Hence, “I Will Screw This Up.” And that’s the origin story of the new blog name.
Two Geniuses Receive the Genius Award
Meantime, and far, far, more importantly: multiple Hugo Award winner NK Jemisin and a writer redefining children’s and young adult literature, Jacqueline Woodson, are 2020 MacArthur Fellows. (See all the new recipients here.)
YA Author Sarah Raughley
And finally, this past week I finished Fate of Flames by Sarah Raughley, the first in her Effigies Trilogy. Raughley hails from Canada, and the third and final book in the series (Legacy of Light) was a YA Fiction finalist in the 2019 Aurora SF&F awards. It’s worth quoting her Simon and Schuster author blurb in its entirety:
Sarah Raughley grew up in Southern Ontario writing stories about freakish little girls with powers because she secretly wanted to be one. She is a huge fangirl of anything from manga to scifi/fantasy TV to Japanese role-playing games, but she will swear up and down at book signings that she was inspired by Jane Austen. On top of being a YA writer, Sarah has a PhD in English, which makes her doctor, so it turns out she didn’t have to go to medical school after all.
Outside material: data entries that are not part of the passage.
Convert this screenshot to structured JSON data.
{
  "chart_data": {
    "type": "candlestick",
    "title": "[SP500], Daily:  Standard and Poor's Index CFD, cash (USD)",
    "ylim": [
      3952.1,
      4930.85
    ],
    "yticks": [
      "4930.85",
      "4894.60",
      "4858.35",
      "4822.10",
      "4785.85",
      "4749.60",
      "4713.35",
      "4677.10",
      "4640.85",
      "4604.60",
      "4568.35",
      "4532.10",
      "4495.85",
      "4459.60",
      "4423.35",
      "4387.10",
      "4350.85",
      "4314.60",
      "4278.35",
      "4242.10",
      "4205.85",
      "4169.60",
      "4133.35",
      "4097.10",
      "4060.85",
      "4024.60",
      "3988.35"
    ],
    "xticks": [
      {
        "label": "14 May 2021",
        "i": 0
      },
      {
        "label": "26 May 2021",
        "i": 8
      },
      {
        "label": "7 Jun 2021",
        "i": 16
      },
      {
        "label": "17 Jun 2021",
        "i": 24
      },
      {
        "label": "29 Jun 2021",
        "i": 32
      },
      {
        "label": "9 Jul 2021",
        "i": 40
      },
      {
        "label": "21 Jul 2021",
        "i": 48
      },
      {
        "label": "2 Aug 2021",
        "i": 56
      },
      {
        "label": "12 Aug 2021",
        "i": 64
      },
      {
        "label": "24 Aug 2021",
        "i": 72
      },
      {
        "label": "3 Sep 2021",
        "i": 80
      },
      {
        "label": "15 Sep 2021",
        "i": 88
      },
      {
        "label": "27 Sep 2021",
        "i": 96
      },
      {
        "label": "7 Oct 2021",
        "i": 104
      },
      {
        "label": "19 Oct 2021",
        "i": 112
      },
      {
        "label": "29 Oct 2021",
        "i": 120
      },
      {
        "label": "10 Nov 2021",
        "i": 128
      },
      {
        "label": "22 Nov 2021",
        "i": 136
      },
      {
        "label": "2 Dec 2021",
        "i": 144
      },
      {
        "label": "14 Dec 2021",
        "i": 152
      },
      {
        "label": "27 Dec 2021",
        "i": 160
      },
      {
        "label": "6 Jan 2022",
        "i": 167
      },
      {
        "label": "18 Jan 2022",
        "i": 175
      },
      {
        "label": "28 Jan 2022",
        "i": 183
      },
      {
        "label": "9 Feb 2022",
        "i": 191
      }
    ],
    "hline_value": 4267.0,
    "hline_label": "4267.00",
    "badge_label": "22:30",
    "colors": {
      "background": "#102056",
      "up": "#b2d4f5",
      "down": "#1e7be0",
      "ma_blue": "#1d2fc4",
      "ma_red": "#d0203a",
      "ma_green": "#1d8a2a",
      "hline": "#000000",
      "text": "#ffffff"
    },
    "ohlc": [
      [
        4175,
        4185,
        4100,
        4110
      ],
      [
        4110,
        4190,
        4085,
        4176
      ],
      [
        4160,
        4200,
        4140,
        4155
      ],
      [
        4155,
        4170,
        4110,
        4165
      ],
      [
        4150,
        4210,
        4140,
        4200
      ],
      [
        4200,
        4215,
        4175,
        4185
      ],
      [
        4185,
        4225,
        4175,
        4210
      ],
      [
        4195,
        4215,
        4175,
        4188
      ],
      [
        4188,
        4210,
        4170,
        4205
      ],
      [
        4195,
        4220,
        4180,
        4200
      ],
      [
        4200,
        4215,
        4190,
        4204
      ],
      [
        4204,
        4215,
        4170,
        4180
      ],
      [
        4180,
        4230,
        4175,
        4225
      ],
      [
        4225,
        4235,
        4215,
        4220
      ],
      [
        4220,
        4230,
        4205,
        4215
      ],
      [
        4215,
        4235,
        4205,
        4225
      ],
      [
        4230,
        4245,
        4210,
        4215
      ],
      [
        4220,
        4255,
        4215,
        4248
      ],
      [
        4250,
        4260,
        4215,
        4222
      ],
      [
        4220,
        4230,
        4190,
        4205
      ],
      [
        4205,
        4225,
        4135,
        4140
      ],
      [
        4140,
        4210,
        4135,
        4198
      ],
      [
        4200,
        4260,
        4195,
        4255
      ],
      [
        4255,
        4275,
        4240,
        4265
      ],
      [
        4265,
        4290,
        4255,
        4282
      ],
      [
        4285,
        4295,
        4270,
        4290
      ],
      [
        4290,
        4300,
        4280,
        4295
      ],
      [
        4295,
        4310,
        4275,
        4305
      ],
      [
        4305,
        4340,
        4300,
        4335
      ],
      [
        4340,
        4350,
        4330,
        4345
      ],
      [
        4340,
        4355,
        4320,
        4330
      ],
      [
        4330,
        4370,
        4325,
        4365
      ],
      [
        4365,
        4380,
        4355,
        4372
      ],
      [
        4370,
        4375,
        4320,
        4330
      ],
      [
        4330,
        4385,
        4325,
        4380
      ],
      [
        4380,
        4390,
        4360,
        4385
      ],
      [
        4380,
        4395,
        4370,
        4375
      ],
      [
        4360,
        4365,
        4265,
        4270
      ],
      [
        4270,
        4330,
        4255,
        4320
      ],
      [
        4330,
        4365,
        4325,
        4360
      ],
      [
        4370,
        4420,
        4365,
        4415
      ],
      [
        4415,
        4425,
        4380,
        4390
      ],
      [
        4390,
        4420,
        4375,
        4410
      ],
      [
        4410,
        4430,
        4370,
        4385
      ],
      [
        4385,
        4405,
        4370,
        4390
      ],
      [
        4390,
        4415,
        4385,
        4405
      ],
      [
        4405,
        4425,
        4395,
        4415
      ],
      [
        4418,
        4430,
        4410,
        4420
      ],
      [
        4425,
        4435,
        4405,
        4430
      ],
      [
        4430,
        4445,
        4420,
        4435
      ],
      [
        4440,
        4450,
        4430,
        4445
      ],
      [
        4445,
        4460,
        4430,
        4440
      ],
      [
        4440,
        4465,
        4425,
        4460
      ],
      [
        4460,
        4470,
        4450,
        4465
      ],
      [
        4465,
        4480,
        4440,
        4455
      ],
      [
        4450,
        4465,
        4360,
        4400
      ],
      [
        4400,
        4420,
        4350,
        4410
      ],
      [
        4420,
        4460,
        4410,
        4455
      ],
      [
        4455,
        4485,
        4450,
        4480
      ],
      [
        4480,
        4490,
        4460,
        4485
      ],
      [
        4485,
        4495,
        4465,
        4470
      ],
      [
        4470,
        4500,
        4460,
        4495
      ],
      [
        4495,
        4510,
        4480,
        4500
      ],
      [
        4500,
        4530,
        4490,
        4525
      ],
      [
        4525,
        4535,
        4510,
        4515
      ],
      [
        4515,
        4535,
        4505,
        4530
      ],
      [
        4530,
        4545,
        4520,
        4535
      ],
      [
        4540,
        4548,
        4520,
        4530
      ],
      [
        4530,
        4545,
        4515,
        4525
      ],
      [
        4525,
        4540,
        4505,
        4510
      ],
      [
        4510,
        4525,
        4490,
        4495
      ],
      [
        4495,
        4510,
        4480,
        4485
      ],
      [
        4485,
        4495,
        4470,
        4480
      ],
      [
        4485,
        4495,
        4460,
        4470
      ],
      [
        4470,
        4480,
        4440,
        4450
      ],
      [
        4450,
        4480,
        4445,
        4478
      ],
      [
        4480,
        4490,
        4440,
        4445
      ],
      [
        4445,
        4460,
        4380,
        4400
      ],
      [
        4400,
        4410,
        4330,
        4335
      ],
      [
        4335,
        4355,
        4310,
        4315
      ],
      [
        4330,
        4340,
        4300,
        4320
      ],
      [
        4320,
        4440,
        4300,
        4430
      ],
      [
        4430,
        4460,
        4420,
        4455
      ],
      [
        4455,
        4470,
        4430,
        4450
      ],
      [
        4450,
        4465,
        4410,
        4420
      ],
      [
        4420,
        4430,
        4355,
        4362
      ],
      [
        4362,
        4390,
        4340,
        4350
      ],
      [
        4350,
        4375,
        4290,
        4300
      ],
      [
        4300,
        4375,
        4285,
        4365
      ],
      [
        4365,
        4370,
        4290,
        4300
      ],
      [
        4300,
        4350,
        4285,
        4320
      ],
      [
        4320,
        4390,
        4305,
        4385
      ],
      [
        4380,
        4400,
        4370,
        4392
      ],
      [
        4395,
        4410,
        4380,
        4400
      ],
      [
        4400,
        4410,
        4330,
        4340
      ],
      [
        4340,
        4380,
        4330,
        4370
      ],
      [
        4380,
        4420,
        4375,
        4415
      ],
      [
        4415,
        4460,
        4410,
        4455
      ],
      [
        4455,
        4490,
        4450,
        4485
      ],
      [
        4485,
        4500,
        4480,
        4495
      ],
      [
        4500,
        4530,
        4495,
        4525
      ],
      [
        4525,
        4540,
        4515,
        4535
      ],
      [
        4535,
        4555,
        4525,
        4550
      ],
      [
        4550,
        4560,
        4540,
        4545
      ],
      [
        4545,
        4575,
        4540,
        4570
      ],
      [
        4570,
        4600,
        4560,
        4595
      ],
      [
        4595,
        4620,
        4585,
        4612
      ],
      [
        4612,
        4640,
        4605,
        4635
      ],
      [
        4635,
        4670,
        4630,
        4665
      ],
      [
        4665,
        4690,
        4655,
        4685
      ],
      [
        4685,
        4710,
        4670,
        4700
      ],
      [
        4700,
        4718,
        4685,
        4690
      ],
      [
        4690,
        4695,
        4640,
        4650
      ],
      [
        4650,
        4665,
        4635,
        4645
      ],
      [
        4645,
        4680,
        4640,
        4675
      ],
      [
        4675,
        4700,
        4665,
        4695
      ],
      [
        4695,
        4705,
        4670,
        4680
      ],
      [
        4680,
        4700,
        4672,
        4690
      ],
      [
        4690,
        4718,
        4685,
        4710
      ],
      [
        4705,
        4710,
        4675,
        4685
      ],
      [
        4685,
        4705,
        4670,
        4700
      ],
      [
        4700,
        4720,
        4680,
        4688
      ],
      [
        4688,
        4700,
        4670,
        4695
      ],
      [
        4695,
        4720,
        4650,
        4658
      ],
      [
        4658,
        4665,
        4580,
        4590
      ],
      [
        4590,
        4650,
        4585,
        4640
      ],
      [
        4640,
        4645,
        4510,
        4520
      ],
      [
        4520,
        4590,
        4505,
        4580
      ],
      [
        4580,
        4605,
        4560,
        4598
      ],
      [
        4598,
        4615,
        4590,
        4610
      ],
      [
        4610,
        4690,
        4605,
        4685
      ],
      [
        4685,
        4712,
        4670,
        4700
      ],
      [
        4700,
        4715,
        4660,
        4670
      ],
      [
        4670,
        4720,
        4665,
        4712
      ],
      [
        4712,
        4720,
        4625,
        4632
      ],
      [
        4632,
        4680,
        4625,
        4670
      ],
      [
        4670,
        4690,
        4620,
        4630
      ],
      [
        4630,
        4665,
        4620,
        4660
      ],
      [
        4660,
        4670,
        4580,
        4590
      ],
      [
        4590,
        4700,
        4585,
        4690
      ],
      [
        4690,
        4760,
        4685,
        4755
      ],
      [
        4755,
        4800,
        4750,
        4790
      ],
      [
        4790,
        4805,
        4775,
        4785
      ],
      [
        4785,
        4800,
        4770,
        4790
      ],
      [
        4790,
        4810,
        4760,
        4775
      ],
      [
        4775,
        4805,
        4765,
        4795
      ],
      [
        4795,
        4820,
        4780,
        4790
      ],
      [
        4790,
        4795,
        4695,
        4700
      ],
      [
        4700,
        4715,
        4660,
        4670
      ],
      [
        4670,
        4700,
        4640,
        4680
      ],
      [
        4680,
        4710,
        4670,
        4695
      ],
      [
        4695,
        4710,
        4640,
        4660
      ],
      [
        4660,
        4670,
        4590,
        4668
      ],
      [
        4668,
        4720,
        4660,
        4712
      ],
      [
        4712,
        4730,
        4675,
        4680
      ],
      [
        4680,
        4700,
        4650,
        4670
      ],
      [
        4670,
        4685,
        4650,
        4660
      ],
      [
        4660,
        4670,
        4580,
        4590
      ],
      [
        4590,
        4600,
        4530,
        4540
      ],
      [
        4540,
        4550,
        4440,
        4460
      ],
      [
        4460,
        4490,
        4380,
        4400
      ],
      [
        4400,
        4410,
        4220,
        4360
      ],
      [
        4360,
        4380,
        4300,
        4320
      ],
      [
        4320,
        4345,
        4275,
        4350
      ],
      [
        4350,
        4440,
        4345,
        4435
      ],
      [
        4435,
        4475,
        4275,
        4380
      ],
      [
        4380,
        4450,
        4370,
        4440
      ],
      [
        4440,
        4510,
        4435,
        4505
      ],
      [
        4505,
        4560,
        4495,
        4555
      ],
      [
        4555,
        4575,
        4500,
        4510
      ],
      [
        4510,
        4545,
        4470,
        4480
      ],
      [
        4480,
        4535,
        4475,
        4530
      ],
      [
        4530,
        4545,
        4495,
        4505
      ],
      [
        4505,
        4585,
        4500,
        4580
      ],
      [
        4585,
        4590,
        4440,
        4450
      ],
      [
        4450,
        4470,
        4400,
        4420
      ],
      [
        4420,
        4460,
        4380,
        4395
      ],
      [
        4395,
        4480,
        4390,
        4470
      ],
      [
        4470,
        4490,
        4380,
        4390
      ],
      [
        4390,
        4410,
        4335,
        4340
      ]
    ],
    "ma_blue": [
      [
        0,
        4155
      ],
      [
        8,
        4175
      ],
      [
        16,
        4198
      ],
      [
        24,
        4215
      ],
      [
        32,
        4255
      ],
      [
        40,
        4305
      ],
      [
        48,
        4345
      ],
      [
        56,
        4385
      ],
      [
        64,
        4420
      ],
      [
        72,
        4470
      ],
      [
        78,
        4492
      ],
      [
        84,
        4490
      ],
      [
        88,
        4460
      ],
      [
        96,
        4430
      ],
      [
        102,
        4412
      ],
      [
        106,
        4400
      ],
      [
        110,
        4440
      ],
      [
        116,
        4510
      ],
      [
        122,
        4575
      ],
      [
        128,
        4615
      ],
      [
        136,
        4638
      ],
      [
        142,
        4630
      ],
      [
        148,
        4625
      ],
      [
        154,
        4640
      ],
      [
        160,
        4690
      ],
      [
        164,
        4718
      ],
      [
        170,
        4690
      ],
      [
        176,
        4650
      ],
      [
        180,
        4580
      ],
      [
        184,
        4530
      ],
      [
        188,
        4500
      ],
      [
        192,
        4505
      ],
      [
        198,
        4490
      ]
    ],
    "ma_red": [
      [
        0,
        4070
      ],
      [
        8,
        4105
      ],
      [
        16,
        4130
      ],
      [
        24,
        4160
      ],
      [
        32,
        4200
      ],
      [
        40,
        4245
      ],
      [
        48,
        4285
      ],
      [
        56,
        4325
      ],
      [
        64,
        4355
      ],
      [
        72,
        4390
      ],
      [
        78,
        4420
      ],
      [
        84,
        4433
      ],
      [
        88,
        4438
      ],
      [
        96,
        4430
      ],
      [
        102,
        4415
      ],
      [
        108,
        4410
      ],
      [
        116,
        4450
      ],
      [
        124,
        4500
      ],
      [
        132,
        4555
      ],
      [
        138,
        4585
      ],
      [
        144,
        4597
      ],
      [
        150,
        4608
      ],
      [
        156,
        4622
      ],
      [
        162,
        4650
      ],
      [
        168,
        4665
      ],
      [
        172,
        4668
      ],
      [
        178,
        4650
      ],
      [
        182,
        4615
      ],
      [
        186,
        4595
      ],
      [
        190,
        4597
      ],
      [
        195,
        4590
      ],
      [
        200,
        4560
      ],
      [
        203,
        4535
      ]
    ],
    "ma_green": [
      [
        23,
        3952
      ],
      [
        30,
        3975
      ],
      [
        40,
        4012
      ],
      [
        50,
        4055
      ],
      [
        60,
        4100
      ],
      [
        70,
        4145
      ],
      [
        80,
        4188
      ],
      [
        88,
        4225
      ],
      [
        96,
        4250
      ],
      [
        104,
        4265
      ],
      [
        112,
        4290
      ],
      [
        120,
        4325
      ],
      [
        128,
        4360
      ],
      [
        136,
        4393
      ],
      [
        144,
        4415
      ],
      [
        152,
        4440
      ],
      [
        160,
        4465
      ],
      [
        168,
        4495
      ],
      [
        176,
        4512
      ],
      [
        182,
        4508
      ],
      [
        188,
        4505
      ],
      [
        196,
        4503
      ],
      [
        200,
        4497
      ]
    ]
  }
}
The freakish girl in FOF is Maia, whose world is populated by huge human-eating monsters called Phantoms that materialize randomly out of thin air, and are only kept in check enough to allow some kind of civilization to thrive by advanced technology and four “Effigies” – teenage girls who hold the power to move the four elements of the universe: earth, water, wind, and fire. Maia has just discovered that she has become, to her shock, the Effigy of Fire.
If you’re at all familiar with the anime series “Avatar: The Last Airbender,” then you’ll recognize the homage the book pays to it. You’ll also notice a deft continuation of the realistic emotional spin the Marvel world pioneered in handling its superheroes.
None of the Effigies get along, all of them have dysfunctional pasts and/or heavy PTSD, and the organization which oversees the Effigies,The Sect, has its own weird internal secrets which (in time-honored trilogy tradition) are not in any way resolved by the end of this first book.
The book’s prose, premise and voice (a thoroughly authentic, nerdy, shaky-on-her-feet first person Maia) would be captivating to any tween reader, but as a reviewer I was most entranced by the contrast in the way Raugley handles race, versus Tomi Adeyemi’s Children of Blood and Bone.
The foundation of Adeyemi’s work in CoBaB is both literally and metaphorically about race; her world-building is rooted in West African traditions and heritage, and it is abundantly clear from the get go that every character is one of color. In FOF race isn’t exactly rendered invisible – the cast of main characters is rigorously racially diverse – but neither does race figure into the story in any but the most glancing of ways.
In a book rich with physical descriptions of its characters, for example, I noted no more than four sentences which gave us any clue that Maia was anything but white. It was very interesting, and I am tempted to say it is deliberate.
Why? My theory is that Raughley wanted to write a gripping book in which race was normalized in Western society: present and accounted for, but not unique, and certainly not a major plot point. I love this in the way I love seeing more and more POC’s in our commercials, as our news anchors and show hosts, and on the covers of our magazines.
Racial diversity should be the mindless air we breathe. I do wonder if later in the FOF series a more overt racial metaphor comes into play – it shouldn’t escape the reader that the Phantoms first appear in 1865, precisely at the end of the American Civil War – but this remains, at the moment, to be seen.
So Fate of Flames is not, for lack of a better phrase, literary affirmative action. But should it be? I’m inclined to say no. I honor the creative approach – and the high quality – of FOF as one of many that lifts up and celebrates our kids of color.
I’m looking forward to finishing the trilogy.